A brand new initiative comprising of globally diverse education experts, known as the ‘Atlantis Group was launched at the Global Education & Skills Forum (GESF) in Dubai this year. chief executive Vikas Pota, Chief Executive of Varkey Foundation said that the group comprising 20 former Education Ministers and Heads of State will have a powerful impact on the current global education debates. “Members of the group will provide current government’s recommendations on global education issues using their deep experience and unique perspectives and the fact that they can speak freely as they’re no longer tied to particular government positions will be of immense help.
Education Stalwarts in the Atlantis Group
Prominent globally-diverse names in the group include former United States Secretary of Education under President Obama, Arne Duncan, former Lebanese Minister Elias Bou Saab, former United Kingdom Education Secretary Michael Gove, former Peruvian Minister and incoming Head of the World Bank Education team, Jaime Saveedra, and former Greek President George Papandreou. Advising the Atlantis Group are Professor Fernando Reimers, Faculty Director, International Education Policy at Harvard University, Andreas Schleicher, Director of Education and Skills, OECD, and Irina Bokova, Director-General, Unesco.
Helping the Education Ministries
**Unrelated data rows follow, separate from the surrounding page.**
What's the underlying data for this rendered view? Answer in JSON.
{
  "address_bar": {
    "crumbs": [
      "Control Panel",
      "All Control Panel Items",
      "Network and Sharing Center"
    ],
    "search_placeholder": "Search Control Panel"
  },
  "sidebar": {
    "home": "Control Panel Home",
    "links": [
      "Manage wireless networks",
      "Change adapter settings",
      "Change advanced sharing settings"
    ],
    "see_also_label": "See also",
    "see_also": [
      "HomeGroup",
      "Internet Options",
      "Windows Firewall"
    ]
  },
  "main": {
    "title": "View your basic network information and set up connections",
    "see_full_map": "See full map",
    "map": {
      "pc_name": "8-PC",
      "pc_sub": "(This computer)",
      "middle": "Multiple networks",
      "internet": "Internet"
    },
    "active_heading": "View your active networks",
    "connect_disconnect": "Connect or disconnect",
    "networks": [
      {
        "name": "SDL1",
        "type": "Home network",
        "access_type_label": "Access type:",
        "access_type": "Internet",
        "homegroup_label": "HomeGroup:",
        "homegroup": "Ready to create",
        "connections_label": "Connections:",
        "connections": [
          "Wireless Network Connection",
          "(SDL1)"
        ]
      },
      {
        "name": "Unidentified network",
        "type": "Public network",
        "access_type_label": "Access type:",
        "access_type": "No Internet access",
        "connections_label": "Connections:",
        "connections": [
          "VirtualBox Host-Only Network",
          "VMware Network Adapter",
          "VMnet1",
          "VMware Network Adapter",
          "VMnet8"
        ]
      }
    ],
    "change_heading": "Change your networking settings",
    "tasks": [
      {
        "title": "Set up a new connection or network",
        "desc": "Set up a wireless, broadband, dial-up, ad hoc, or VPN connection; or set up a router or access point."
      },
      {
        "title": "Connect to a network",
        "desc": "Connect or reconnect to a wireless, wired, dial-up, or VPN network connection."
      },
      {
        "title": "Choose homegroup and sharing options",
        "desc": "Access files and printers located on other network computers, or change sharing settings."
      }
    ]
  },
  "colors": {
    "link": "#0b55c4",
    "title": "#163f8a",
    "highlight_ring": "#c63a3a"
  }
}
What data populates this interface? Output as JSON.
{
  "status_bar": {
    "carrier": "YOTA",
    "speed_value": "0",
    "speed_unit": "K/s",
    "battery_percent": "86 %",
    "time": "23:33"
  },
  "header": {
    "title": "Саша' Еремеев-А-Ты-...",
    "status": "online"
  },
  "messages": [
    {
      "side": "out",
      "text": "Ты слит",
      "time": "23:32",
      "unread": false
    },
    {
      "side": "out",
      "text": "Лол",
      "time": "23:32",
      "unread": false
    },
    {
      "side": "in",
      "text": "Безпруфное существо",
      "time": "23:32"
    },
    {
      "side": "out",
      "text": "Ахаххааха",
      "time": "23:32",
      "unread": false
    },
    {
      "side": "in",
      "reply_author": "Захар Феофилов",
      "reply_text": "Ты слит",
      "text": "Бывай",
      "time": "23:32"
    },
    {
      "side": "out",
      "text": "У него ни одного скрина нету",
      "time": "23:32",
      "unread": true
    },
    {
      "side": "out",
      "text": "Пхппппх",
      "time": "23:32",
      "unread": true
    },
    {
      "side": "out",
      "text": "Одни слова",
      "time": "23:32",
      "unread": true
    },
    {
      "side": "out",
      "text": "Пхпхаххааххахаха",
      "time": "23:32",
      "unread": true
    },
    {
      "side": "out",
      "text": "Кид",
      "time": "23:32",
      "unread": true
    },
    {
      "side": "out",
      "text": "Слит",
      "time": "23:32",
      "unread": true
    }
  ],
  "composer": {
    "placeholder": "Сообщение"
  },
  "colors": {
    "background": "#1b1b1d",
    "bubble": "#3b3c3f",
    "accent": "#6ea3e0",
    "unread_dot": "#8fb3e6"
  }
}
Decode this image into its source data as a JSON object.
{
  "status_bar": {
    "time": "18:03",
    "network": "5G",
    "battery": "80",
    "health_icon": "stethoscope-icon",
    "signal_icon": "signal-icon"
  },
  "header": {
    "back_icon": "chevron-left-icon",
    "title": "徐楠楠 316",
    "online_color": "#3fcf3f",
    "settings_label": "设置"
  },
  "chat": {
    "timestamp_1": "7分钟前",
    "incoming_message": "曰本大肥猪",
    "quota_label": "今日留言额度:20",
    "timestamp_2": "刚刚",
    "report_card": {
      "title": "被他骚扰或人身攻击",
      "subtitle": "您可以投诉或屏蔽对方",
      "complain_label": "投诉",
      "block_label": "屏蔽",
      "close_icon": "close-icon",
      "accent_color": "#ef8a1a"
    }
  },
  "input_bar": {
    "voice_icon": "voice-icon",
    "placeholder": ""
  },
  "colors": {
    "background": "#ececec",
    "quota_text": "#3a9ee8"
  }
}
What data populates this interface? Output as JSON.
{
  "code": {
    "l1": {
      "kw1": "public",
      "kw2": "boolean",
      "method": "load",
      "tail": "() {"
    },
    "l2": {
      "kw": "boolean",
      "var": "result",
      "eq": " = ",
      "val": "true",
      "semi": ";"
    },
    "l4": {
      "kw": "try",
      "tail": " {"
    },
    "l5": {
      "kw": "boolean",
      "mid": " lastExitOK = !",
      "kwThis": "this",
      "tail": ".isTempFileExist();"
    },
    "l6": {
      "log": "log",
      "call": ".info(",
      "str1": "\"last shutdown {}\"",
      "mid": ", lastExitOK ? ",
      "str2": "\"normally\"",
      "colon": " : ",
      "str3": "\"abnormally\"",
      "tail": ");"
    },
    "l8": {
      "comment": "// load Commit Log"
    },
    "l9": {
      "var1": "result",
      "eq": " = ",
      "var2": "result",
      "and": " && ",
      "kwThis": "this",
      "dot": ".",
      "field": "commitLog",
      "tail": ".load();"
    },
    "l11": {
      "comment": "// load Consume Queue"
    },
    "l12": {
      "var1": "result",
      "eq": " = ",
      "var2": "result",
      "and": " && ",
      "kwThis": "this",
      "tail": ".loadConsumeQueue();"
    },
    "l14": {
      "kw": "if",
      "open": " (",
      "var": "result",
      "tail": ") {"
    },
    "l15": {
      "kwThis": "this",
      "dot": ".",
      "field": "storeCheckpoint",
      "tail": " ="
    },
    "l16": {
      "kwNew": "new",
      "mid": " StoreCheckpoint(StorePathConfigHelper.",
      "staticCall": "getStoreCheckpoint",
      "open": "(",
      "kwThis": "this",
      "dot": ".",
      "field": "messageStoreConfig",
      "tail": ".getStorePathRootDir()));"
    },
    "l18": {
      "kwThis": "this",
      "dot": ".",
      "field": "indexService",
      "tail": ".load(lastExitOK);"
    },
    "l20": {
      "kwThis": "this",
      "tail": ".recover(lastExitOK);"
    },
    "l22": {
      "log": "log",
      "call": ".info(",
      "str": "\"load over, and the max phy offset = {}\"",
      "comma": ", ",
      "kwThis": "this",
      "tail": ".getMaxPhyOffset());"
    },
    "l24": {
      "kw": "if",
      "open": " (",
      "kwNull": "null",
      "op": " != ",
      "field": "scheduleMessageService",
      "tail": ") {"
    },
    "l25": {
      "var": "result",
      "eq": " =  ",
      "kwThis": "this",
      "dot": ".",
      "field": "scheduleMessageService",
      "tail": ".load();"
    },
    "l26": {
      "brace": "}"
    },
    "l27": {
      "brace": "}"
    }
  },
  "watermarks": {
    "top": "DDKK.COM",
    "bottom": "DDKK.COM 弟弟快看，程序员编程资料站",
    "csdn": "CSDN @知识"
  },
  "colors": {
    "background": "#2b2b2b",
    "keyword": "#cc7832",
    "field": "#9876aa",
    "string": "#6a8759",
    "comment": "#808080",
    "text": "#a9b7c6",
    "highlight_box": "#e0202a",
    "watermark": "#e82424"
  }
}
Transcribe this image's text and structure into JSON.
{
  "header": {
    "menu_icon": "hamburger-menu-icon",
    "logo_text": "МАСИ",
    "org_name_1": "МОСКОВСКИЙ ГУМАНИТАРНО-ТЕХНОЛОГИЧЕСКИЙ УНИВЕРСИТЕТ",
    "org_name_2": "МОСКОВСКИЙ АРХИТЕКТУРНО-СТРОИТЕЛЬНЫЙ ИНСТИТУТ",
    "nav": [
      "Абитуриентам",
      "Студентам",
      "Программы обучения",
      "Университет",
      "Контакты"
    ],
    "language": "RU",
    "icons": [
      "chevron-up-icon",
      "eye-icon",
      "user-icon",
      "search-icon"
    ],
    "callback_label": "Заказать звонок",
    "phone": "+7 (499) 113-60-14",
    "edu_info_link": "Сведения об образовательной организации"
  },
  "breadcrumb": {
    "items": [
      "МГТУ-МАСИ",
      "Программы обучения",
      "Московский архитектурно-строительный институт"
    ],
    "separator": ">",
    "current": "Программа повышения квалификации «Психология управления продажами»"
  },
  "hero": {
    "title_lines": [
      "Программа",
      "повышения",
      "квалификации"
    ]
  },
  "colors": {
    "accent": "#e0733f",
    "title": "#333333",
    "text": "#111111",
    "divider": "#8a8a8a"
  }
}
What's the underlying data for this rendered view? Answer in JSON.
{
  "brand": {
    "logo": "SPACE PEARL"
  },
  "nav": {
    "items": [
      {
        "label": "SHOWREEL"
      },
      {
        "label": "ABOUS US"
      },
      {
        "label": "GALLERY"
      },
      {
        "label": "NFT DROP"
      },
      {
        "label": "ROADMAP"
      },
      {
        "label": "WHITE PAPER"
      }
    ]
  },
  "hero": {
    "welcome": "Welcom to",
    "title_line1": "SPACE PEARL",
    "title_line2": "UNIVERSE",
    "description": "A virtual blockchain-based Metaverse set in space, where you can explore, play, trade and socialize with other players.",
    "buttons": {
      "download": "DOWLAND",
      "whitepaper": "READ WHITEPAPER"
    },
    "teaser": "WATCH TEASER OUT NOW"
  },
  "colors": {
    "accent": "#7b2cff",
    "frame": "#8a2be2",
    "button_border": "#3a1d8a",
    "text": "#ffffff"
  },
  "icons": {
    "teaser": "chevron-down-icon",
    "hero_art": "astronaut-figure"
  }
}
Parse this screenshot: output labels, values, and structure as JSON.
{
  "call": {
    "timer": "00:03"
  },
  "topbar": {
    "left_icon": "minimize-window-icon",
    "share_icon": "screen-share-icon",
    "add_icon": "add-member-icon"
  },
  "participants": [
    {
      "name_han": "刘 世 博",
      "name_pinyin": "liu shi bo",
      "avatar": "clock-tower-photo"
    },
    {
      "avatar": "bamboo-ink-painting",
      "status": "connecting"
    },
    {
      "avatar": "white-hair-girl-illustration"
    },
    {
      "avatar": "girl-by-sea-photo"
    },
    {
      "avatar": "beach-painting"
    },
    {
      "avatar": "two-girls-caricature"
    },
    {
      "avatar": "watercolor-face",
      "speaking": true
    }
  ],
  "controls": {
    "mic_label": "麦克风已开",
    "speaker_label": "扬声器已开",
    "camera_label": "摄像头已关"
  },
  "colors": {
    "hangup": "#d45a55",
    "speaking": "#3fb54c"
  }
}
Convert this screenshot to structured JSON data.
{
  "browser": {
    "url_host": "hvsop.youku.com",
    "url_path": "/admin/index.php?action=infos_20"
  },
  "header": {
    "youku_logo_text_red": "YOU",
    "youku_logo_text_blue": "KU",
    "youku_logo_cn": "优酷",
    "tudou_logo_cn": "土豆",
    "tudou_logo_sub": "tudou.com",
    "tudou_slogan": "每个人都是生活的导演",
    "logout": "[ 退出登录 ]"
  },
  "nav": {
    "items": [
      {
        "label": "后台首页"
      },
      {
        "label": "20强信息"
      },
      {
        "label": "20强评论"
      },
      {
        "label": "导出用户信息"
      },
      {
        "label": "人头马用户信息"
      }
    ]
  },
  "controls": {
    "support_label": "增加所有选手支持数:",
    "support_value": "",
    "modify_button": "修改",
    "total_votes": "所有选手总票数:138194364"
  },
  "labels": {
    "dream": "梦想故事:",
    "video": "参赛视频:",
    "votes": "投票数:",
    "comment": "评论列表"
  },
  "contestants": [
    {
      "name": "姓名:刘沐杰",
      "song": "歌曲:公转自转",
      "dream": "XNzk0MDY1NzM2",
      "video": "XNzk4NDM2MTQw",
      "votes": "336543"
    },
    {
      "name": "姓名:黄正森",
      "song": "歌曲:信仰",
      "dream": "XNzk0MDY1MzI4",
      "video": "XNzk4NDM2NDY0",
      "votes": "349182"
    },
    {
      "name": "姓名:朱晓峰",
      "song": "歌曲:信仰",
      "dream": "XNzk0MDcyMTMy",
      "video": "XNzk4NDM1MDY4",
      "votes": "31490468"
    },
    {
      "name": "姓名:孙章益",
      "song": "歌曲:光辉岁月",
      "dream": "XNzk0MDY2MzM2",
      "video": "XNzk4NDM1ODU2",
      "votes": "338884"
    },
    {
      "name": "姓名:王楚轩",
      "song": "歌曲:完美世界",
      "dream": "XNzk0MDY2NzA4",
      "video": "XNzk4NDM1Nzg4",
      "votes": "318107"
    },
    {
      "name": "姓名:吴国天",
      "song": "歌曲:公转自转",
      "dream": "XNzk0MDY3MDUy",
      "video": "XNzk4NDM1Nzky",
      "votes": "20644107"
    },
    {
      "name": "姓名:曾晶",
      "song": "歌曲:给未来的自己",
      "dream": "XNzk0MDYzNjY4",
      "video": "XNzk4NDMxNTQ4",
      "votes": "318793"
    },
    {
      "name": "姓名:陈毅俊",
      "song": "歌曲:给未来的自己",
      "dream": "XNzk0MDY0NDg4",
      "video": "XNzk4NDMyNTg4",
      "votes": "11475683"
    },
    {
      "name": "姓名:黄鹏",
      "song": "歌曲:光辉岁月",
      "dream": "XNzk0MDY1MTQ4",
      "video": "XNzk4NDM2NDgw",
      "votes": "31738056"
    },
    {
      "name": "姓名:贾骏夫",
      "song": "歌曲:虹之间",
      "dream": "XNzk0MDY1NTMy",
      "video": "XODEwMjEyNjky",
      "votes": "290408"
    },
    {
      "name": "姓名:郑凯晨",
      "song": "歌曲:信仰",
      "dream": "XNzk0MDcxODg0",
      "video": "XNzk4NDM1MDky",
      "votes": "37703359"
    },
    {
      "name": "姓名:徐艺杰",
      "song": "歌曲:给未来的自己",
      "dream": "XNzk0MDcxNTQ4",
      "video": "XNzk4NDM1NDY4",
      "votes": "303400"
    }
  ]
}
The Atlantis Group will act as an advisory body to the education ministries around the world, coping with issues of relevance to state of education in their own country. Subsequently, the Group will provide the highest quality expertise and recommendations, by drawing upon the particular views and experiences of members. Initially, the group will work on a year-long piece initiative to consider the issue of the future of education leadership at all levels. The secretariat for the group will be provided by the Varkey Foundation, that’s also responsible for establishing the GESF and the Global Teacher Prize. The GESF debates new ways for education to transform our world, and is widely referred to as ‘the Davos of Education’,